--- AVAILABLE DATA ---

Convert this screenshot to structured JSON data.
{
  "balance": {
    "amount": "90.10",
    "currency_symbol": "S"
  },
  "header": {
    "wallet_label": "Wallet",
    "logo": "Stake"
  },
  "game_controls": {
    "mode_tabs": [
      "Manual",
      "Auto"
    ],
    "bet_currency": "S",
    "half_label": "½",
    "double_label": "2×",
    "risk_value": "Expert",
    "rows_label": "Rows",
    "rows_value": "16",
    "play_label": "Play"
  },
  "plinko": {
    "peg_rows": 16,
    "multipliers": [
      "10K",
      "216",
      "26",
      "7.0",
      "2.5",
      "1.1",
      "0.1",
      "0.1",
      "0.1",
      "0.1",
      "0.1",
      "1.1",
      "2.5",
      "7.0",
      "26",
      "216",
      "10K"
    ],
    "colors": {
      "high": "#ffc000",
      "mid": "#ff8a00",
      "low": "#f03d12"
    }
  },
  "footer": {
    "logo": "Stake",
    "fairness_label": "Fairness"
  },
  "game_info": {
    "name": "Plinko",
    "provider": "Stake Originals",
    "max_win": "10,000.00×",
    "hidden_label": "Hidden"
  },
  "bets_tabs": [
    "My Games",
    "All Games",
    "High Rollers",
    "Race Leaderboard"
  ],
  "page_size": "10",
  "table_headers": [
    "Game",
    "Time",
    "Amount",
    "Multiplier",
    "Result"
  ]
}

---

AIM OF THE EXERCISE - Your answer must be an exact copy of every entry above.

EXERCISE OUTPUT -
Convert this screenshot to structured JSON data.
{
  "balance": {
    "amount": "90.10",
    "currency_symbol": "S"
  },
  "header": {
    "wallet_label": "Wallet",
    "logo": "Stake"
  },
  "game_controls": {
    "mode_tabs": [
      "Manual",
      "Auto"
    ],
    "bet_currency": "S",
    "half_label": "½",
    "double_label": "2×",
    "risk_value": "Expert",
    "rows_label": "Rows",
    "rows_value": "16",
    "play_label": "Play"
  },
  "plinko": {
    "peg_rows": 16,
    "multipliers": [
      "10K",
      "216",
      "26",
      "7.0",
      "2.5",
      "1.1",
      "0.1",
      "0.1",
      "0.1",
      "0.1",
      "0.1",
      "1.1",
      "2.5",
      "7.0",
      "26",
      "216",
      "10K"
    ],
    "colors": {
      "high": "#ffc000",
      "mid": "#ff8a00",
      "low": "#f03d12"
    }
  },
  "footer": {
    "logo": "Stake",
    "fairness_label": "Fairness"
  },
  "game_info": {
    "name": "Plinko",
    "provider": "Stake Originals",
    "max_win": "10,000.00×",
    "hidden_label": "Hidden"
  },
  "bets_tabs": [
    "My Games",
    "All Games",
    "High Rollers",
    "Race Leaderboard"
  ],
  "page_size": "10",
  "table_headers": [
    "Game",
    "Time",
    "Amount",
    "Multiplier",
    "Result"
  ]
}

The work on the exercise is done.